Aramco CEO Amin Nasser has acknowledged the firm must do a lot of work to prepare for an IPO. He’s also indicated the offering will include refining, marketing and distribution. Yet some experts have suggested that the upstream operations—those aging super-giant oilfields—may not actually be part of the IPO.

OPEC has traditionally allocated production quotas based in part on reserves, and in doing so created an incentive to misrepresent reserves. Chart 2 shows the gap up in Saudi reserves in the 1980s—when the cartel’s quota formula was determined—and there’s been virtually no change to the reserves since. After decades of production, few people now accept the legitimacy of these reserves. However, listing shares on the world’s main stock exchanges would require greater transparency. We don’t even know how much oil is really left in Saudi Arabia (see “Focus on oil facts,” AER December 2016).

Chart 2: Saudi Arabian oil reserves

Enlarge Chart 2: Saudi Arabian oil reserves

There remain other risks to the IPO, with more questions than answers. The company does not disclose how much tax it pays, but some estimates say the rate is 93%, since the company hands nearly all revenue to the state. A tax rate this high could dissuade investors and raise concerns about shareholders receiving a fair share of profits. What’s more, tensions with the U.S. have risen. Legislation may now pave the way for victims of the September 11th attacks to sue the Kingdom, and recent moves to block arms sales to Saudi Arabia, as well as a Donald Trump presidency, seem to represent a significant sea change in U.S. relations with the Arab world. This may ultimately impact the stock exchanges where shares of Aramco will trade.

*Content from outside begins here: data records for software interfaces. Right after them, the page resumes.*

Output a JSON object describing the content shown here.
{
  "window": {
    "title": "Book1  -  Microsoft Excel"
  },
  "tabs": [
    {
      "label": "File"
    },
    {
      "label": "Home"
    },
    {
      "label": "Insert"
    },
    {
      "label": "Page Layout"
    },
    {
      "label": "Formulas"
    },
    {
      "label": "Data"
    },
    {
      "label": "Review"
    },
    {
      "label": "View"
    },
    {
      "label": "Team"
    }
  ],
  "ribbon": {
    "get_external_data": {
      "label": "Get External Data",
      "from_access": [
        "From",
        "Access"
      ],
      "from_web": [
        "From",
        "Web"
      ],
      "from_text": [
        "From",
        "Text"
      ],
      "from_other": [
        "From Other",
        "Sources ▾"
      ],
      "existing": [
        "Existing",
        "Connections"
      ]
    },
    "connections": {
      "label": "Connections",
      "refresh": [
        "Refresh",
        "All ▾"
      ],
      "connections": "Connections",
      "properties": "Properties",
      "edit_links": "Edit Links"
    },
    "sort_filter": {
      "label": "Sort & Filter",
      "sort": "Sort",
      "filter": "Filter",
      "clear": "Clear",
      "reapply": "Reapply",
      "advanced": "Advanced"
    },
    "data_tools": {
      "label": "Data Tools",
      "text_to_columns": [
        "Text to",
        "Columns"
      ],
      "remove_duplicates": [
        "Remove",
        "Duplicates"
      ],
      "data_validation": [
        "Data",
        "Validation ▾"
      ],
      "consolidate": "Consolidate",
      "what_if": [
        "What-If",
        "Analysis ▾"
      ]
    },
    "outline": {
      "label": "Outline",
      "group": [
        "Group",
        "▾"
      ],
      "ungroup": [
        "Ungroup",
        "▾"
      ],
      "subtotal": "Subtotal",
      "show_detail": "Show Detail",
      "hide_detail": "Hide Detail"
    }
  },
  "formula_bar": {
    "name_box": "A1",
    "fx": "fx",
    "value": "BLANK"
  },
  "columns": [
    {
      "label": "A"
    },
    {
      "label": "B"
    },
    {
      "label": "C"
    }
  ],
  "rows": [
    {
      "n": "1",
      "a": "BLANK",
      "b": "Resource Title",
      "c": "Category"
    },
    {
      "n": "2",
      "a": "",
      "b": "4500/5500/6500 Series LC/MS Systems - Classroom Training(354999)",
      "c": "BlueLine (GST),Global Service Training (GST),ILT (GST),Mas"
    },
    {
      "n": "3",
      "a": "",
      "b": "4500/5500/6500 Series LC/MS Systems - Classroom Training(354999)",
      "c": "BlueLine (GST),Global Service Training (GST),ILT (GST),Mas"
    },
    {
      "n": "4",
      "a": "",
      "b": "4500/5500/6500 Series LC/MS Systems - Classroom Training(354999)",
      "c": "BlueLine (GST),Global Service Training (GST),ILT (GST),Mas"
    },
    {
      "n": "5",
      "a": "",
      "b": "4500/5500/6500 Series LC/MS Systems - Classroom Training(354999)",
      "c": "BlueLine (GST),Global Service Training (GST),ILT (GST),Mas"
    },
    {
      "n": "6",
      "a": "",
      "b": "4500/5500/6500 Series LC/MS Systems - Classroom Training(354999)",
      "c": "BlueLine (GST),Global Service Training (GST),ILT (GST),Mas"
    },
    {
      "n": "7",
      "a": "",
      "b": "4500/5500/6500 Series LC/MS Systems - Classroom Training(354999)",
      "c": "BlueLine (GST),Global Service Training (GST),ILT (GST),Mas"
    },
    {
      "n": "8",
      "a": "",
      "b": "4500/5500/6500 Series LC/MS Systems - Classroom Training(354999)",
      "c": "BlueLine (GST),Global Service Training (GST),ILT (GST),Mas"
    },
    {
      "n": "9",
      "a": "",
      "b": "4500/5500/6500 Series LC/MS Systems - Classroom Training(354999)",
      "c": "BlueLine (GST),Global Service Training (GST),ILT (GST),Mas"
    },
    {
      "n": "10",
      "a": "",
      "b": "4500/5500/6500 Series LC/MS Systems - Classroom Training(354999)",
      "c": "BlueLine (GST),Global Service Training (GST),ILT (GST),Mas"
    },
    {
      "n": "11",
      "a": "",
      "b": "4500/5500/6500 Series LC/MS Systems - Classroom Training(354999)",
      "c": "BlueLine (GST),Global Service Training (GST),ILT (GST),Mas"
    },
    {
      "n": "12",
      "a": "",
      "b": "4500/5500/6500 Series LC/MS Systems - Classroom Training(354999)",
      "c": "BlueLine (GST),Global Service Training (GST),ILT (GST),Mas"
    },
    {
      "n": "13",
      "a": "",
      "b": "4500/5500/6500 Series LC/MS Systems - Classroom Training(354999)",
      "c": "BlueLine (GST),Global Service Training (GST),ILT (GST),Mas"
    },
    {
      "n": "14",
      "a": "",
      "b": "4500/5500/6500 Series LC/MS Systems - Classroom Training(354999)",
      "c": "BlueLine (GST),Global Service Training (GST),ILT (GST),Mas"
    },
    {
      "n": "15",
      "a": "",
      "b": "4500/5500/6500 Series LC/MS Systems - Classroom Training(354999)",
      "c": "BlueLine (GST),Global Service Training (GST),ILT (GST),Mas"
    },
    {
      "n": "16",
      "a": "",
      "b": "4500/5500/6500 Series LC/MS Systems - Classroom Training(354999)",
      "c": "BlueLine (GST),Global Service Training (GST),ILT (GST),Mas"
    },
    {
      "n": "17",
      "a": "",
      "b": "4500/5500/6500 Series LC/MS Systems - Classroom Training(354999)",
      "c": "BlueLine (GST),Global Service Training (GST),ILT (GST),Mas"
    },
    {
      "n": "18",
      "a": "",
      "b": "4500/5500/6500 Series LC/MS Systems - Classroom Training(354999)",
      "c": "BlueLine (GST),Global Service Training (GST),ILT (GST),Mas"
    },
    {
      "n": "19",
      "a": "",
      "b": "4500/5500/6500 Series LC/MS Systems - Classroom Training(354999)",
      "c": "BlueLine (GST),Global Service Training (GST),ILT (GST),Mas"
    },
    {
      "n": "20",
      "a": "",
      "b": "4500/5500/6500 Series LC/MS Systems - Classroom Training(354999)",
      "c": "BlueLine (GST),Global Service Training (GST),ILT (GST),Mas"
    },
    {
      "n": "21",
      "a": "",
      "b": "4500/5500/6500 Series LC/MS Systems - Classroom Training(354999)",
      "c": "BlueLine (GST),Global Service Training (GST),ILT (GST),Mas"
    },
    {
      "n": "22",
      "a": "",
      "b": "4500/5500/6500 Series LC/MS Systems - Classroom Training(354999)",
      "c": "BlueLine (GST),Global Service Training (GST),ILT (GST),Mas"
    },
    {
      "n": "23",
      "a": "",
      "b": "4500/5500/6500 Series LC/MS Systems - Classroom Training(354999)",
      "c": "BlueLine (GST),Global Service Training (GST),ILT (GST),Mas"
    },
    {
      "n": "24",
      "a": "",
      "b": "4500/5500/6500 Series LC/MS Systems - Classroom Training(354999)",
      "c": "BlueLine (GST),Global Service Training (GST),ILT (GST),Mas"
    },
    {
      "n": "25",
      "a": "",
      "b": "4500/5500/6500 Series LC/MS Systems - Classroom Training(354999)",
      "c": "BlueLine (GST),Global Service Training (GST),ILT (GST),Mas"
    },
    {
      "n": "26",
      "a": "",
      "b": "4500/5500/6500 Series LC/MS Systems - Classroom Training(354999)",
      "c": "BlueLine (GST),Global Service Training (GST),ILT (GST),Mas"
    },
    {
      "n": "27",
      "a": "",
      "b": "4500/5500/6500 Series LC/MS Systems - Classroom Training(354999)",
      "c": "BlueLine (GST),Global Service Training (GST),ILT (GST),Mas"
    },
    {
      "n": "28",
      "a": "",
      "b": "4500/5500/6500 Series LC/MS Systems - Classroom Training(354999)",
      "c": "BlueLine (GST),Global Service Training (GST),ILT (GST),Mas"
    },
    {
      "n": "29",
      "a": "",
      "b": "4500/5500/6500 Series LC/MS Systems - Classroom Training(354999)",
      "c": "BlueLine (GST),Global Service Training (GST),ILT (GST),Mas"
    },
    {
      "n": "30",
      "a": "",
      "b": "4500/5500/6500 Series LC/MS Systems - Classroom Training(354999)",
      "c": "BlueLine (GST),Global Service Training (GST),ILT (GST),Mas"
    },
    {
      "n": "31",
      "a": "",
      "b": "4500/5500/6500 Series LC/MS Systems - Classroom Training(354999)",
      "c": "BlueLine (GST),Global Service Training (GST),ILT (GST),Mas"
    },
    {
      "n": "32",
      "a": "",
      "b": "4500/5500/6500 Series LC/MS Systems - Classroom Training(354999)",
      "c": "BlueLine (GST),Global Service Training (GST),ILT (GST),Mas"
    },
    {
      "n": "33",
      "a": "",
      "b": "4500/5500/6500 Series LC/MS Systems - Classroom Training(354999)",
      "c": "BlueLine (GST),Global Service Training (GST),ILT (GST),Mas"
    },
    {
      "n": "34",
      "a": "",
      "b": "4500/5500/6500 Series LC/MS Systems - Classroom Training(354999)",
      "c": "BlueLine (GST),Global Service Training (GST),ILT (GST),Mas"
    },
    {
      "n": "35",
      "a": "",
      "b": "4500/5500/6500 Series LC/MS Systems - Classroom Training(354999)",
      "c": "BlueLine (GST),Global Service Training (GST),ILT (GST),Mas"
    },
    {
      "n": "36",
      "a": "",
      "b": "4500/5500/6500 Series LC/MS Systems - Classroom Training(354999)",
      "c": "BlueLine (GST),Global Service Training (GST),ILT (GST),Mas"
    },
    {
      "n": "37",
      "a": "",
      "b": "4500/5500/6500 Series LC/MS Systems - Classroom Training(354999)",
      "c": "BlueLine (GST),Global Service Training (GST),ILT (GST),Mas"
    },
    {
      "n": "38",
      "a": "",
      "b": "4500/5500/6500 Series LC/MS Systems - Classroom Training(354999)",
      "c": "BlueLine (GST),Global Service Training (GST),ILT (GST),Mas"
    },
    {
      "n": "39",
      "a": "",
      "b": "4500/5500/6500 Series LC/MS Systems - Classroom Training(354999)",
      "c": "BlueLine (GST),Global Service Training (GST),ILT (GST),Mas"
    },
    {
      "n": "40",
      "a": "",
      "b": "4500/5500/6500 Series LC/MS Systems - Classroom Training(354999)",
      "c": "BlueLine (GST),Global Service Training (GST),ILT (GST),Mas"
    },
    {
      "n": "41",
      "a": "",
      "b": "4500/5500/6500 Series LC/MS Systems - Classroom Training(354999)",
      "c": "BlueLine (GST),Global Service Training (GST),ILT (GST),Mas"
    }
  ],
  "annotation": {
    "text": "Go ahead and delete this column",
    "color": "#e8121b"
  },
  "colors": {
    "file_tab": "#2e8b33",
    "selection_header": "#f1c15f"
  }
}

Energy investing in 2017

Regardless of Aramco, there is growing optimism about a more balanced market in the coming months, and investors have become increasingly constructive on energy for 2017. Coming out of the crash, the oil and gas sector has reinvented itself with a leaner, more competitive cost structure (see “Oil: $60 is the new $90,” AER September 2016). Investors should focus on stronger companies with access to capital and sustainable cost structures as we emerge from this downturn.

by D. Mason Granger, P.Eng., MBA, CFA, is a portfolio manager in Toronto.

D. Mason Granger